For successful precedents to creative collaboration, look to Hollywood, Silicon Valley, and the cathedral builders of the Renaissance.

As creative firms become more collaborative, they’re also becoming more specialized. The next economy will see a rise in branding networks—groups of “unbundled” companies cooperating across the value chain.

Three basic models have emerged for managing brand collaboration:

  1. the one-stop shop,
  2. the brand agency
  3. the integrated marketing team.
    Choose any one or create a combination.

Speak in prototypes. Prototypes cut through marketing red tape and let gut feeling talk to gut feeling.


It’s design, not strategy, that ignites passion in people. And the magic behind better design and better business is innovation.

Radical innovation has the power to render competition obsolete. The innovator’s mantra: When everyone zigs, zag.

How do you know when an idea is innovative? When it scares the hell out of you.
Expect innovation from people outside the company, or from people inside the company who THINK outside.

Make sure the name of your brand is distinctive, brief, appropriate, easy to spell, easy to pronounce, likable, extendible, and protectable.

Logos are dead. Long live icons and avatars.

Packaging is the last and best chance to influence a prospect this side of the checkout counter. Arrange all your packaging messages in a “natural reading sequence.”

Avoid the three most common barriers to web innovation: technophobia, turfismo, and featuritis.

Bottom line: If it’s not innovative, it’s not magic.


The standard communication model is an antique. Transform your brand communication from a monologue to a dialogue by getting feedback.

Feedback, i.e. audience research, can inspire and validate innovation.

Research has gotten an unfair rap from the creative community. Though bad research can be like looking at the road in a rearview mirror, good research can get brands out of reverse and onto the Autobahn.

Use focus groups to FOCUS the research, not BE the research.
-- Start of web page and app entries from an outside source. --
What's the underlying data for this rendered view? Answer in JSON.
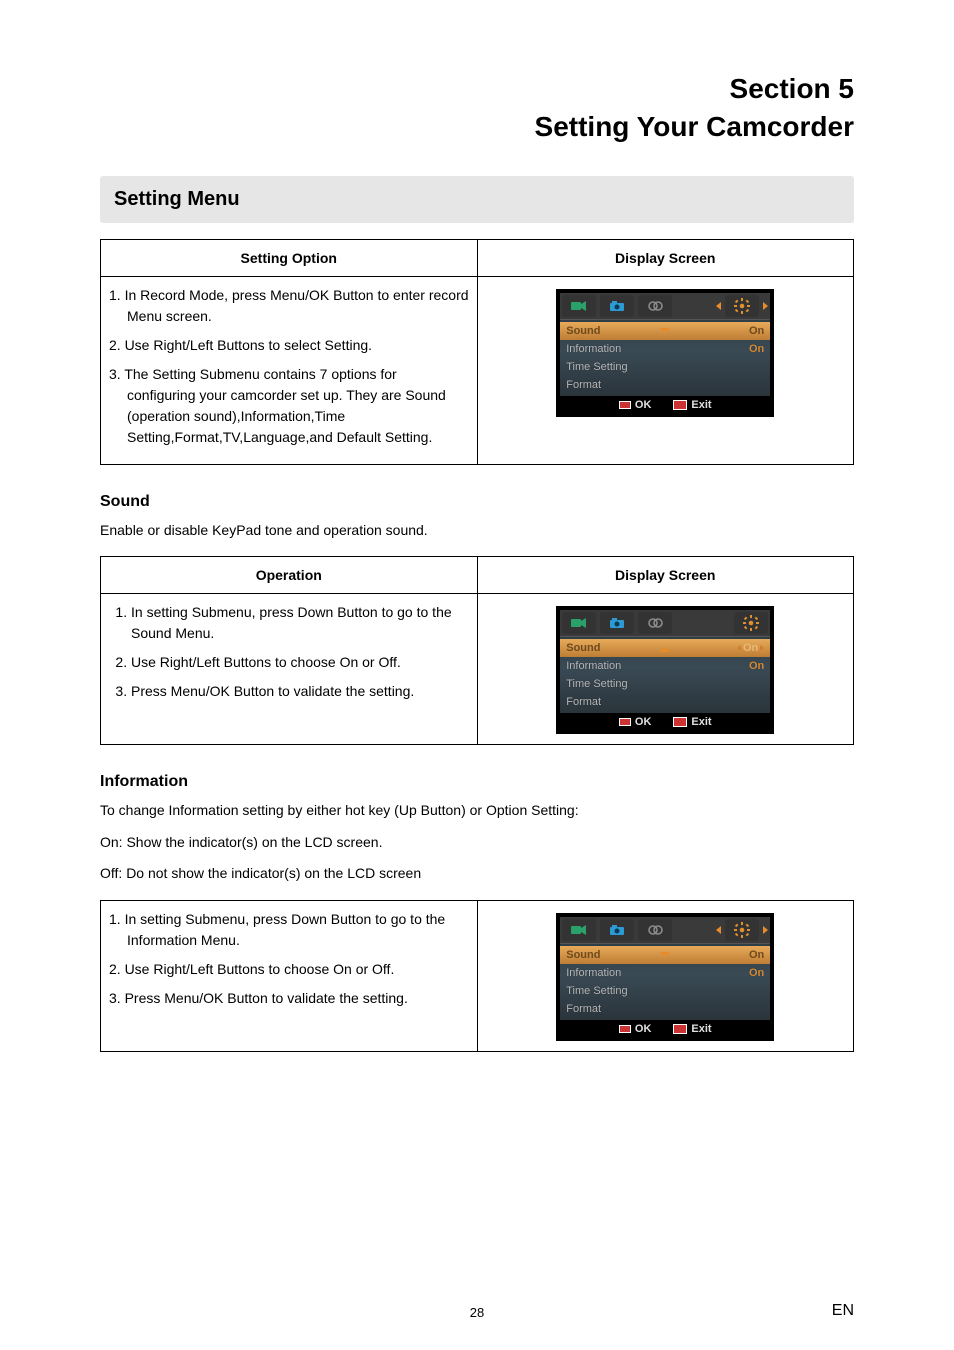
{
  "section": {
    "line1": "Section 5",
    "line2": "Setting Your Camcorder"
  },
  "bar": {
    "setting_menu": "Setting Menu"
  },
  "tables": {
    "t1": {
      "h1": "Setting Option",
      "h2": "Display Screen",
      "s1": "1. In Record Mode, press Menu/OK Button to enter record Menu screen.",
      "s2": "2. Use Right/Left Buttons to select Setting.",
      "s3": "3. The Setting Submenu contains 7 options for configuring your camcorder set up. They are Sound (operation sound),Information,Time Setting,Format,TV,Language,and Default Setting."
    },
    "t2": {
      "h1": "Operation",
      "h2": "Display Screen",
      "s1": "In setting Submenu, press Down Button to go to the Sound Menu.",
      "s2": "Use Right/Left Buttons to choose On or Off.",
      "s3": "Press Menu/OK Button to validate the setting."
    },
    "t3": {
      "s1": "1. In setting Submenu, press Down Button to go to the Information Menu.",
      "s2": "2. Use Right/Left Buttons to choose On or Off.",
      "s3": "3. Press Menu/OK Button to validate the setting."
    }
  },
  "sound": {
    "head": "Sound",
    "lead": "Enable or disable KeyPad tone and operation sound."
  },
  "info": {
    "head": "Information",
    "l1": "To change Information setting by either hot key (Up Button) or Option Setting:",
    "l2": "On: Show the indicator(s) on the LCD screen.",
    "l3": "Off: Do not show the indicator(s) on the LCD screen"
  },
  "lcd": {
    "rows": {
      "sound": "Sound",
      "info": "Information",
      "time": "Time Setting",
      "format": "Format"
    },
    "vals": {
      "on": "On"
    },
    "footer": {
      "ok": "OK",
      "exit": "Exit"
    }
  },
  "page_num": "28",
  "lang": "EN"
}
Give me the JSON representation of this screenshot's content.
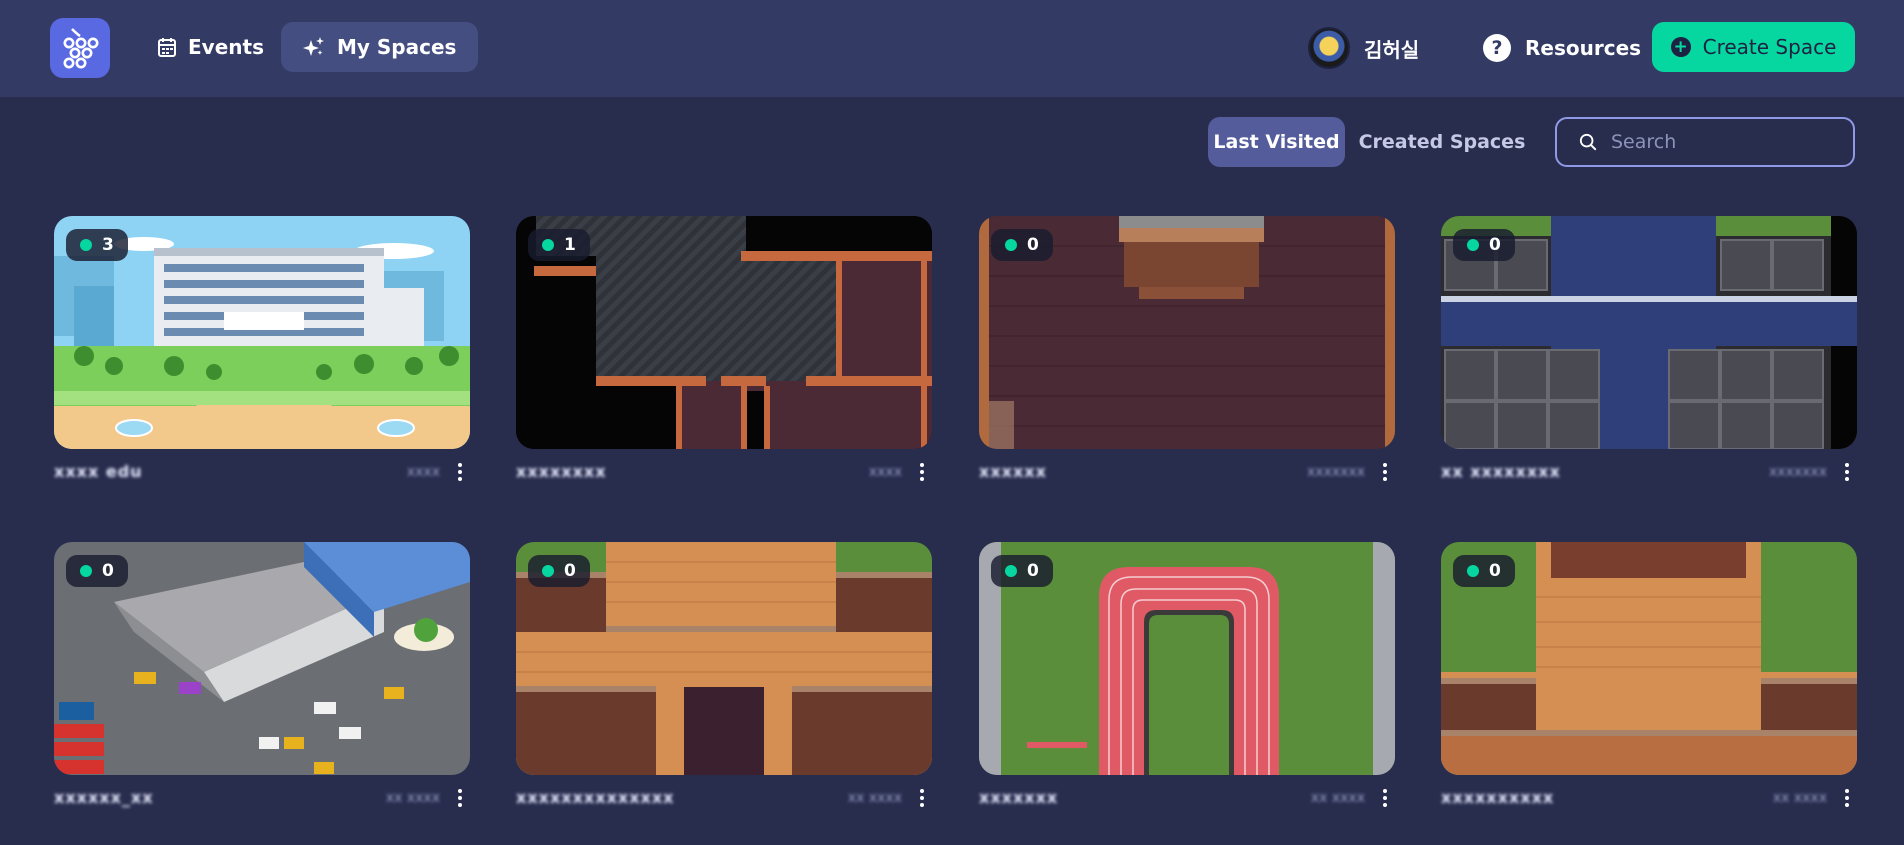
{
  "nav": {
    "events_label": "Events",
    "spaces_label": "My Spaces",
    "user_name": "김허실",
    "resources_label": "Resources",
    "create_label": "Create Space"
  },
  "filters": {
    "last_visited": "Last Visited",
    "created_spaces": "Created Spaces"
  },
  "search": {
    "placeholder": "Search"
  },
  "spaces": [
    {
      "online": "3",
      "title": "xxxx edu",
      "time": "xxxx"
    },
    {
      "online": "1",
      "title": "xxxxxxxx",
      "time": "xxxx"
    },
    {
      "online": "0",
      "title": "xxxxxx",
      "time": "xxxxxxx"
    },
    {
      "online": "0",
      "title": "xx xxxxxxxx",
      "time": "xxxxxxx"
    },
    {
      "online": "0",
      "title": "xxxxxx_xx",
      "time": "xx xxxx"
    },
    {
      "online": "0",
      "title": "xxxxxxxxxxxxxx",
      "time": "xx xxxx"
    },
    {
      "online": "0",
      "title": "xxxxxxx",
      "time": "xx xxxx"
    },
    {
      "online": "0",
      "title": "xxxxxxxxxx",
      "time": "xx xxxx"
    }
  ],
  "colors": {
    "background": "#282d4e",
    "topbar": "#333a64",
    "accent": "#06d6a0",
    "logo": "#5869e2",
    "active_tab": "#545c9c"
  }
}
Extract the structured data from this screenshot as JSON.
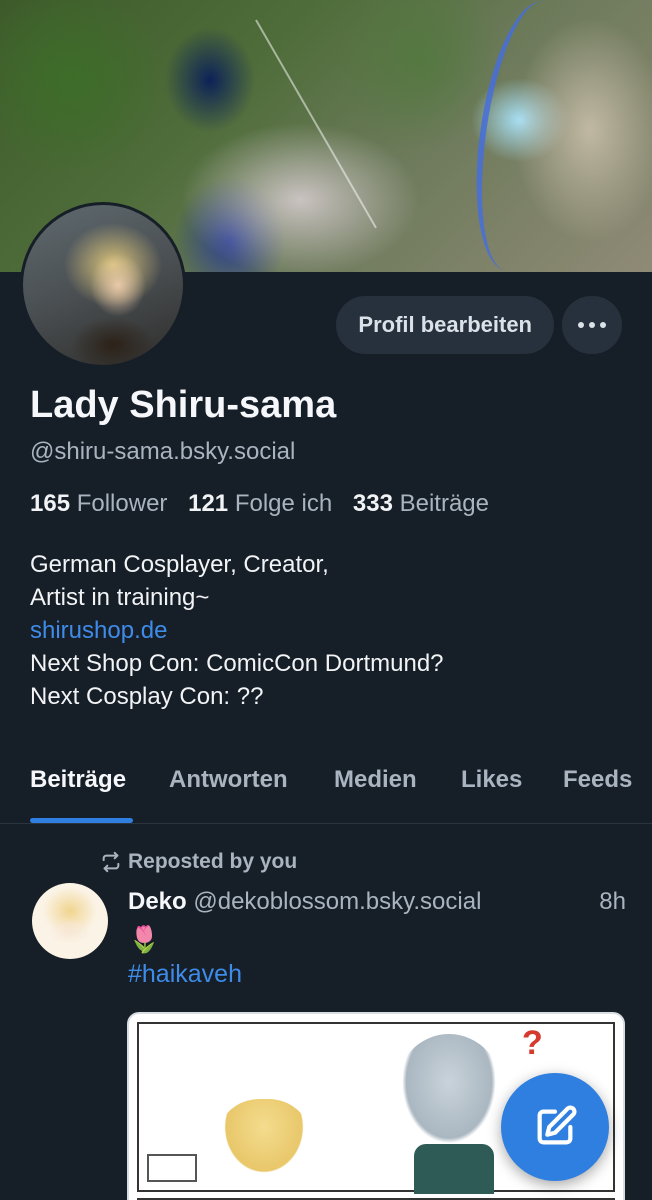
{
  "profile": {
    "display_name": "Lady Shiru-sama",
    "handle": "@shiru-sama.bsky.social",
    "edit_label": "Profil bearbeiten",
    "more_label": "…",
    "stats": {
      "followers_count": "165",
      "followers_label": "Follower",
      "following_count": "121",
      "following_label": "Folge ich",
      "posts_count": "333",
      "posts_label": "Beiträge"
    },
    "bio": {
      "line1": "German Cosplayer, Creator,",
      "line2": "Artist in training~",
      "link": "shirushop.de",
      "line3": "Next Shop Con: ComicCon Dortmund?",
      "line4": "Next Cosplay Con: ??"
    }
  },
  "tabs": [
    {
      "label": "Beiträge",
      "active": true
    },
    {
      "label": "Antworten",
      "active": false
    },
    {
      "label": "Medien",
      "active": false
    },
    {
      "label": "Likes",
      "active": false
    },
    {
      "label": "Feeds",
      "active": false
    }
  ],
  "feed": {
    "repost_label": "Reposted by you",
    "post": {
      "author": "Deko",
      "handle": "@dekoblossom.bsky.social",
      "time": "8h",
      "emoji": "🌷",
      "hashtag": "#haikaveh",
      "image_mark": "?"
    }
  },
  "icons": {
    "repost": "repost-icon",
    "compose": "compose-icon",
    "more": "ellipsis-icon"
  },
  "colors": {
    "background": "#161e27",
    "accent": "#2f7fe0",
    "link": "#3f8be8",
    "button": "#27313d"
  }
}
Focus groups are particularly susceptible to the Hawthorne effect, which happens when people know they’re being tested.

Quantitative research is antithetical to inspiration. For epiphanies that lead to breakthroughs, use qualitative research.

Measure your company’s brand expressions for distinctiveness, relevance, memorability, extendibility, and depth.


Your business is not an entity but a living organism. Ditto your brand. Alignment, not consistency, is the basis of a living brand.

A living brand is a never-ending play, and every person in the company is an actor. People see the play whenever they experience the brand, and then they tell others.

Every brand contributor should develop a personal shockproof brandometer. No decision should be made without asking, “Will it help or hurt the brand?”

The growing importance of the brand has a flip side: its growing vulnerability. A failed launch, a drop in quality, or a whiff of scandal can damage credibility.

The more collaborative a brand becomes, the more centralized its management needs to be.

The future of branding will require strong CBOs—chief brand officers who can steward the brand from inside the company.

Branding is a process that can be studied, analyzed, learned, taught, replicated, and managed. It’s the CBO’s job to document and disseminate brand knowledge, and to transfer it whole to each new manager and collaborator.

Each lap around the branding circle, from differentiation to cultivation, takes the brand further from commoditization and closer to a sustainable competitive advantage.